Provided records below:
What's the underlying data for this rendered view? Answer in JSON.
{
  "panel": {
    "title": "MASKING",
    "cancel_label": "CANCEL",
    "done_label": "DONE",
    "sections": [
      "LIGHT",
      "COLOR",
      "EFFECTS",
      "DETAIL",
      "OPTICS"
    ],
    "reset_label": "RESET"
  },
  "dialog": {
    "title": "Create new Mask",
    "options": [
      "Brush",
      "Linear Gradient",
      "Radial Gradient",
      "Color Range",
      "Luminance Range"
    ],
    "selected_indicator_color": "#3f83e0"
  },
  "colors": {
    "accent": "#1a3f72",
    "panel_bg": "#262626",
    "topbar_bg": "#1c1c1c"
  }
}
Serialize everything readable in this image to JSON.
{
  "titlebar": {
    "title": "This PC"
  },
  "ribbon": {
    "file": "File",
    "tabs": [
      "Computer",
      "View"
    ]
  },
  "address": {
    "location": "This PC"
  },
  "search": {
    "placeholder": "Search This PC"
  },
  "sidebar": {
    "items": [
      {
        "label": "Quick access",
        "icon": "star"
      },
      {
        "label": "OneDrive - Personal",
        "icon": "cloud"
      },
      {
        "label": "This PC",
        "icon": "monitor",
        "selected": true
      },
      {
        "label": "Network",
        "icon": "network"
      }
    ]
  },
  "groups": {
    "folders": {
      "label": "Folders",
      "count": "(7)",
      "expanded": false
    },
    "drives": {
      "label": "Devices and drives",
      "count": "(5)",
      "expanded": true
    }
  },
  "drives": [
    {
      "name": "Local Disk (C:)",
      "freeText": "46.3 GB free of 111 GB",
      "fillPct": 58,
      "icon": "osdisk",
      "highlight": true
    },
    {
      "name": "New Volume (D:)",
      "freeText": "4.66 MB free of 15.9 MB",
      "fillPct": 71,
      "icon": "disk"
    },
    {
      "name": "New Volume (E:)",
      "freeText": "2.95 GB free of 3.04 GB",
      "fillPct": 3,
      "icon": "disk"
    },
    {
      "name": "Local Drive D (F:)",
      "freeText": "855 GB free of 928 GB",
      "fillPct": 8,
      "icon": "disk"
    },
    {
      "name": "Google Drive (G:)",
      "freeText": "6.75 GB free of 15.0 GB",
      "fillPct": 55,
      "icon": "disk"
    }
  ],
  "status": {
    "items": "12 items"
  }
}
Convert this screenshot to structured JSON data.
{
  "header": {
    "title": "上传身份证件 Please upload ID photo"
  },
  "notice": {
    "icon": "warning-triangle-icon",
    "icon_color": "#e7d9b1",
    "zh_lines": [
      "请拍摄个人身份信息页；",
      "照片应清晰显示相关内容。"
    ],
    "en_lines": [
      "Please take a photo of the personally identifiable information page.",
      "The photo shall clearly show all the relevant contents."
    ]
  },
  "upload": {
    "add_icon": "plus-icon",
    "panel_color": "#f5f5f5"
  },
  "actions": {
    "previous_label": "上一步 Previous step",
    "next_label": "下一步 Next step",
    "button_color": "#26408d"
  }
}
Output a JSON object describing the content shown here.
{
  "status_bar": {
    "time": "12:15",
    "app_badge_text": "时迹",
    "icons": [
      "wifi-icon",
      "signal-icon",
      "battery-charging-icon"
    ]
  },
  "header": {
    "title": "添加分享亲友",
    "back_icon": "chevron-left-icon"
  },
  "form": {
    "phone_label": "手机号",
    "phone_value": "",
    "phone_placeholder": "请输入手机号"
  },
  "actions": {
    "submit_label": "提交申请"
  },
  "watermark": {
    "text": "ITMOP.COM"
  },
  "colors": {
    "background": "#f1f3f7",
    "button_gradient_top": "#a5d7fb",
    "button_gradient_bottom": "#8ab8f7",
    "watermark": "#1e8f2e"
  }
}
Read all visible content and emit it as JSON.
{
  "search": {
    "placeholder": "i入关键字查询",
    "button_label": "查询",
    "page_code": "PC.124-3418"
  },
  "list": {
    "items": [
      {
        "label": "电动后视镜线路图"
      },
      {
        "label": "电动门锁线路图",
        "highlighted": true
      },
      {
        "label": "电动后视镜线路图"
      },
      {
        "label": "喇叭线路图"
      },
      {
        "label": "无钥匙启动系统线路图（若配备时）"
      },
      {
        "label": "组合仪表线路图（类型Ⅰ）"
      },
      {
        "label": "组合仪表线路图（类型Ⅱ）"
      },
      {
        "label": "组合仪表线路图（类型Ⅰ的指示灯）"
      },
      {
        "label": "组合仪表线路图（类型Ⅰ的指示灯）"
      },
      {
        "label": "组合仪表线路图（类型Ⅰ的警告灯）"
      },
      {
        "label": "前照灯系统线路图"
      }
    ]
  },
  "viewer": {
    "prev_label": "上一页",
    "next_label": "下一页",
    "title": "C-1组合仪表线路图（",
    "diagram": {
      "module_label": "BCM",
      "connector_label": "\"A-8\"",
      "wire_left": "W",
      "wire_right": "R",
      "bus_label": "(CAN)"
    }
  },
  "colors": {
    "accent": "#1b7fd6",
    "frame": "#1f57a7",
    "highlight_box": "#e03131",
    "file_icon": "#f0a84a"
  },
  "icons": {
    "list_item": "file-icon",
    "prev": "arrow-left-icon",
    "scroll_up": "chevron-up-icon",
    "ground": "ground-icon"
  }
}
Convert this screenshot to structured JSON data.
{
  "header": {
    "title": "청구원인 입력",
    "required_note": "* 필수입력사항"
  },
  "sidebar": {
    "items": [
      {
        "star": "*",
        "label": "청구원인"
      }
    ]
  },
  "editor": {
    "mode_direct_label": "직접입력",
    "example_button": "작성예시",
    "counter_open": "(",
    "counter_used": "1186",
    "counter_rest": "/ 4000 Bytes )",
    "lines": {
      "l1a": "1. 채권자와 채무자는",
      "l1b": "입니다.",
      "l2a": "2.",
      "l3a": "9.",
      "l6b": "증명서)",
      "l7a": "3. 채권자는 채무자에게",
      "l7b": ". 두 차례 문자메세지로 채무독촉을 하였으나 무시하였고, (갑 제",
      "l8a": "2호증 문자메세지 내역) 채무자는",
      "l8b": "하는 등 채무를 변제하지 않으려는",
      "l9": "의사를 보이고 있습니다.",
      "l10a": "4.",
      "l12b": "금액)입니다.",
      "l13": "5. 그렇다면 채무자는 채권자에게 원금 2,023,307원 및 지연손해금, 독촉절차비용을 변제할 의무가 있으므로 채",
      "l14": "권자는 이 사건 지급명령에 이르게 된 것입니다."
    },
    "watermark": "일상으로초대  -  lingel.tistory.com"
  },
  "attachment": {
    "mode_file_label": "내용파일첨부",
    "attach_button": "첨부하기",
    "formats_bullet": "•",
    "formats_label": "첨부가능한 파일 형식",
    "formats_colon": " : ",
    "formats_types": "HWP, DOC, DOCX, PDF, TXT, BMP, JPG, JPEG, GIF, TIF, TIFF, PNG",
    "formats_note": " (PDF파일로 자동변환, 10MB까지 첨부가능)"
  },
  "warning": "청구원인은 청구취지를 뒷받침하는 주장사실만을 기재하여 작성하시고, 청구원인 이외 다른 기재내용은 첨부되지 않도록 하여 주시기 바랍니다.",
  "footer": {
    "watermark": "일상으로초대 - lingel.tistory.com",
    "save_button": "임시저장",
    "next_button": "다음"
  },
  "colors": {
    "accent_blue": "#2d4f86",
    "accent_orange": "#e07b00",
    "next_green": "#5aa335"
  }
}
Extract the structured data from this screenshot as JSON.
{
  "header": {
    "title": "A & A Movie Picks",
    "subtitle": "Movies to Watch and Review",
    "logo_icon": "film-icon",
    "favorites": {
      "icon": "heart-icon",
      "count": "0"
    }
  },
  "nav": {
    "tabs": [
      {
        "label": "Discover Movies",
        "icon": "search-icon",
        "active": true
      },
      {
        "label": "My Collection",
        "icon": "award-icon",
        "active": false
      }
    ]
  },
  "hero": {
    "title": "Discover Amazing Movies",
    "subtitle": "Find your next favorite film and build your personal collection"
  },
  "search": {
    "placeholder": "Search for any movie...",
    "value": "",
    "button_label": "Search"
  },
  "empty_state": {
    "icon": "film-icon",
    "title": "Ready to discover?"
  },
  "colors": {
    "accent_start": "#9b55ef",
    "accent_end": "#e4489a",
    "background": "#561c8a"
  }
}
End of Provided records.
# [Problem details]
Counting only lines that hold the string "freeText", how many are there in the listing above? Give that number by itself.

# [Response to the exercise]
5